Work item = Considering every line below, count those with the word "JSON" and give only the result.

Given information =
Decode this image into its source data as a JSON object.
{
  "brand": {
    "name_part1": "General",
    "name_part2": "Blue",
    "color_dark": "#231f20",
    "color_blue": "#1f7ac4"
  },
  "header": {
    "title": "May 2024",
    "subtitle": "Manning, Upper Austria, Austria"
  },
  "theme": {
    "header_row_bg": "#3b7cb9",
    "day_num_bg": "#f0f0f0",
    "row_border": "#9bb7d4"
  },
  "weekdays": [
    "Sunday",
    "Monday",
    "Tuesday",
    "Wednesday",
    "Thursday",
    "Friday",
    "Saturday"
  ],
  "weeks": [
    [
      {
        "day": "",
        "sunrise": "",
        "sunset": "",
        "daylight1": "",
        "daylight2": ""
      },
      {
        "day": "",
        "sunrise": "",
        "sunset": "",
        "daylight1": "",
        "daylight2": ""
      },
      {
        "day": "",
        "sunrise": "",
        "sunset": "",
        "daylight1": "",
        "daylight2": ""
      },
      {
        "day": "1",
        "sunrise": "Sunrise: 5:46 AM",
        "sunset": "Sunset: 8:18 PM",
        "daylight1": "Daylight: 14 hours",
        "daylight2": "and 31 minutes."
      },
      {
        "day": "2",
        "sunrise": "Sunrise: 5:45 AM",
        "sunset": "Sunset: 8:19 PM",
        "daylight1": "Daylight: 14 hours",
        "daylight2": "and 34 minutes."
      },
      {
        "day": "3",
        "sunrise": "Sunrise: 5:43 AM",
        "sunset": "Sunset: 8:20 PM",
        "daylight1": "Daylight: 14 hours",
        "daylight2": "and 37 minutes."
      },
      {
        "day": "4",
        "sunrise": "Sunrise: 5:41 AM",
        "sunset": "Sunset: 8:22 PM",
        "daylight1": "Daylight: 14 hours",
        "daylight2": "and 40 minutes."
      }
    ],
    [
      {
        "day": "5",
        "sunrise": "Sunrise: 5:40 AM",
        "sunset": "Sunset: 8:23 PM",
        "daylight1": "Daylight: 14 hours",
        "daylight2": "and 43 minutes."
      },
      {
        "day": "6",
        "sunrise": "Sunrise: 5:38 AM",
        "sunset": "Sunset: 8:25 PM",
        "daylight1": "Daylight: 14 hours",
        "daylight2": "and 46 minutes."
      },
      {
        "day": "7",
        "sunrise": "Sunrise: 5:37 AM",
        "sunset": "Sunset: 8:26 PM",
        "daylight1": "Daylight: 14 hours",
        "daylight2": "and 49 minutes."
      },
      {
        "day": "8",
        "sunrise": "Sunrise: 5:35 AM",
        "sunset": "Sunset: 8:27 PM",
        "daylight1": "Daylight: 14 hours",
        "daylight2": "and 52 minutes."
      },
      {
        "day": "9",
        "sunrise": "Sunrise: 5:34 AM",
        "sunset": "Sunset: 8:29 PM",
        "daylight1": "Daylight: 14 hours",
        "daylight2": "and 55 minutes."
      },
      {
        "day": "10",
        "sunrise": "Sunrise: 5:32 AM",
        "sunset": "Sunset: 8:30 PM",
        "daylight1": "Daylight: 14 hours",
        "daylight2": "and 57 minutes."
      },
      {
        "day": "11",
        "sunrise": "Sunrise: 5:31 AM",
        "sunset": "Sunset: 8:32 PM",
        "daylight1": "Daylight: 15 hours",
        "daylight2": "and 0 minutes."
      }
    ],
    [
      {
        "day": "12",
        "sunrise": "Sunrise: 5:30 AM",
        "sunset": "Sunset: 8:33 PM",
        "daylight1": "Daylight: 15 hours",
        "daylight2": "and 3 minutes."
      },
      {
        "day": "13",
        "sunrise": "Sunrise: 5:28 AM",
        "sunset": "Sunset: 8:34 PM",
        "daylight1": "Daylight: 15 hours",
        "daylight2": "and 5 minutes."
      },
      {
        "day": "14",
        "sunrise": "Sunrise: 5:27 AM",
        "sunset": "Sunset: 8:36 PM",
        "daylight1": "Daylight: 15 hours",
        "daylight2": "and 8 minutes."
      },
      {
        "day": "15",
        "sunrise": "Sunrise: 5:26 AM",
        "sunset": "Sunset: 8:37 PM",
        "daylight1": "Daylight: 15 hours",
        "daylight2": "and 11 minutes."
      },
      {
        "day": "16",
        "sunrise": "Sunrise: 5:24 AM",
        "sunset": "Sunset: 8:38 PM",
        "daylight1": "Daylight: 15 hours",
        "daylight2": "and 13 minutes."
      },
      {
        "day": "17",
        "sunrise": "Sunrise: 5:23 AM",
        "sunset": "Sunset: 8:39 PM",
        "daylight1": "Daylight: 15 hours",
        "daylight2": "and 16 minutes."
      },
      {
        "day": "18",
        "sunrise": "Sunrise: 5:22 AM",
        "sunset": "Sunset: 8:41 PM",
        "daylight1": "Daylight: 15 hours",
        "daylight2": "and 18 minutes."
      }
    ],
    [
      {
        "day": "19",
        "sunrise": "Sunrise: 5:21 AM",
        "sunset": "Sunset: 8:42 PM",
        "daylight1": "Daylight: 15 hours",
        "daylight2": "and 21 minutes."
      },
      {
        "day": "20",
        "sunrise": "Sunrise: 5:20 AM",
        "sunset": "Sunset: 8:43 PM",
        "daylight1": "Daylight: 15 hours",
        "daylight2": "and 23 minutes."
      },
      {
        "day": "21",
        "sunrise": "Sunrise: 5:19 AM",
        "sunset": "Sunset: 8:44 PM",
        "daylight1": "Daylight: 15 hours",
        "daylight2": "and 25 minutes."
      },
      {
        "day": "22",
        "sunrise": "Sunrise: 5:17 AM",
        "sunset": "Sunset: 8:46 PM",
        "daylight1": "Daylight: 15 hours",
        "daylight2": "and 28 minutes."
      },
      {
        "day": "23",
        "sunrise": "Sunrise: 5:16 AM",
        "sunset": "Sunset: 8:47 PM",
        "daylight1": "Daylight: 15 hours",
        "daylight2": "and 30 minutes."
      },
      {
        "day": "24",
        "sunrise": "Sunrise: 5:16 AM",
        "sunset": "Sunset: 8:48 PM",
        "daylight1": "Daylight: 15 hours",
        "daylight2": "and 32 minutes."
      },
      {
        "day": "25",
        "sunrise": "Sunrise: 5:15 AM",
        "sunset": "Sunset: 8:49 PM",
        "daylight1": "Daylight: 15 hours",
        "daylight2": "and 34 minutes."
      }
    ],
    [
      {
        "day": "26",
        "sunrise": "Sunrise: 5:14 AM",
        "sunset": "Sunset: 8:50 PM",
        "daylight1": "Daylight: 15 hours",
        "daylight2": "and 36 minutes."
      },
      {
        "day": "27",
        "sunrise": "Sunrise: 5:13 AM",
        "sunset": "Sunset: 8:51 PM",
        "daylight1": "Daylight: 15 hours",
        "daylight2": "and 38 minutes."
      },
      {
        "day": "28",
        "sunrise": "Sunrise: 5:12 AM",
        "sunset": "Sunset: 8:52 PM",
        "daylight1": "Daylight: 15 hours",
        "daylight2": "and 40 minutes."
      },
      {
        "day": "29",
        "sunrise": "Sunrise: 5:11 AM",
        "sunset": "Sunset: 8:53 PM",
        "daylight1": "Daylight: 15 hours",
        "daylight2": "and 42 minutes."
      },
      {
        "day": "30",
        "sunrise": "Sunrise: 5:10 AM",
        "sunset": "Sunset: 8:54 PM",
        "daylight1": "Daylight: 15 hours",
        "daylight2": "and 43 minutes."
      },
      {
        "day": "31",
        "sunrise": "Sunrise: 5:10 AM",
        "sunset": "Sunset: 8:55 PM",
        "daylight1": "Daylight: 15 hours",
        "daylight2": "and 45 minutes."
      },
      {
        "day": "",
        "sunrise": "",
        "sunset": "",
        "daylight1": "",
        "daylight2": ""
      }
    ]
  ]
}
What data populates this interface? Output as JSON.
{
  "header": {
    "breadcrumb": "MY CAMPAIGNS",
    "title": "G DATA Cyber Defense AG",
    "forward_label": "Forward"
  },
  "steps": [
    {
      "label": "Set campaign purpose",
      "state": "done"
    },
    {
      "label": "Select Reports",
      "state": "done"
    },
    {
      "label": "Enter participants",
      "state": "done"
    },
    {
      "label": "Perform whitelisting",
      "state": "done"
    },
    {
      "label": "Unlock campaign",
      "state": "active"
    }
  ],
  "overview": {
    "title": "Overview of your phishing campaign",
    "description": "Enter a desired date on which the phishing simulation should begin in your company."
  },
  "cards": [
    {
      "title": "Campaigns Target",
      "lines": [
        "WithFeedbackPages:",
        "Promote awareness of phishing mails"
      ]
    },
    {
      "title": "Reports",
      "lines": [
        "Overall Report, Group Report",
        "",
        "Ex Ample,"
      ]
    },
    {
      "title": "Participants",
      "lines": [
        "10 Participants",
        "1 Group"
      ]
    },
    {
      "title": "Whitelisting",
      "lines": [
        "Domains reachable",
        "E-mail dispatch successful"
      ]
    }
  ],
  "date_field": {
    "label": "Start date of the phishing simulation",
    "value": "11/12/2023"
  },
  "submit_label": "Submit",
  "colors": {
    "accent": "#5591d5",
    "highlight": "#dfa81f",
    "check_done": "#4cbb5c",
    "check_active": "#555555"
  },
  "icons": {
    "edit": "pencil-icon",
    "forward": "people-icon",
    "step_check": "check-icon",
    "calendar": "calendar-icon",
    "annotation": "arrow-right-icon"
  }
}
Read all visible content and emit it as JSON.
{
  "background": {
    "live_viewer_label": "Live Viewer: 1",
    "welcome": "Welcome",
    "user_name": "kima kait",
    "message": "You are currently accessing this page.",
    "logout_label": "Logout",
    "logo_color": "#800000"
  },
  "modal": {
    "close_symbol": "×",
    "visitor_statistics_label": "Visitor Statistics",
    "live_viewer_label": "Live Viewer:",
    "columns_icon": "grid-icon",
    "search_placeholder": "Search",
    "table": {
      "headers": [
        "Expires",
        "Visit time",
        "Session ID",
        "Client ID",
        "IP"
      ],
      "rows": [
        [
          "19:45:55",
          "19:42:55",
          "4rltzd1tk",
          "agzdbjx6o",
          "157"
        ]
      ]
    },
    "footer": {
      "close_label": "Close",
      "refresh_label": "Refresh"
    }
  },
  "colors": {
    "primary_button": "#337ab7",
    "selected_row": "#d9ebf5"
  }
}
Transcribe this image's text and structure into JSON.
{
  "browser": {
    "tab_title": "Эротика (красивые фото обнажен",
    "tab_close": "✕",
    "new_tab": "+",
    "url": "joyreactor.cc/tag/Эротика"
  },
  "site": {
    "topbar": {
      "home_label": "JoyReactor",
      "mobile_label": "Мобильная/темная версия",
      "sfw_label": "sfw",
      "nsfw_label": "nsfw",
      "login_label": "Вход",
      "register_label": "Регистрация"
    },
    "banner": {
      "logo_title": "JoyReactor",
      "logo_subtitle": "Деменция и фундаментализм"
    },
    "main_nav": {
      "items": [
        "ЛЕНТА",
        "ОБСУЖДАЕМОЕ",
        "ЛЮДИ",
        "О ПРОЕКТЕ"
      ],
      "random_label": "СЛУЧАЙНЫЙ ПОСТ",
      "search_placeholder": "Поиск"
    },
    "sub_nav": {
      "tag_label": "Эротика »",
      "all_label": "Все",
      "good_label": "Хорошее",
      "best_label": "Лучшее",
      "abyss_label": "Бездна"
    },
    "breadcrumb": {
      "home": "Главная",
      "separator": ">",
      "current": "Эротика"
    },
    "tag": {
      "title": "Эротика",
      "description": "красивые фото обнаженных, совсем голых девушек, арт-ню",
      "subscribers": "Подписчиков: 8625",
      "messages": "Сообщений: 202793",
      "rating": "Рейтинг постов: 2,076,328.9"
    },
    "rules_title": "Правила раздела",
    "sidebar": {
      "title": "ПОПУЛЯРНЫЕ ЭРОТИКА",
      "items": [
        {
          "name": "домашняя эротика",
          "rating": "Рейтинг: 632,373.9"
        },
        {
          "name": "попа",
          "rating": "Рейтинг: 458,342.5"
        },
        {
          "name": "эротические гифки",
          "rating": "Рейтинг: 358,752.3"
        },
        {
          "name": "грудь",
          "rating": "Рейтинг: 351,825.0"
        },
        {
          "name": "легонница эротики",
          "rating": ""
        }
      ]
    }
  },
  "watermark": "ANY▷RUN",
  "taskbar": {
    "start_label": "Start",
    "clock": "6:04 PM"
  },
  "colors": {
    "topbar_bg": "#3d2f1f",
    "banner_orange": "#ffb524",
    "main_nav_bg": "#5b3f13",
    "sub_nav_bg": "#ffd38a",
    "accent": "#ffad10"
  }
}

Solution for this exercise = 4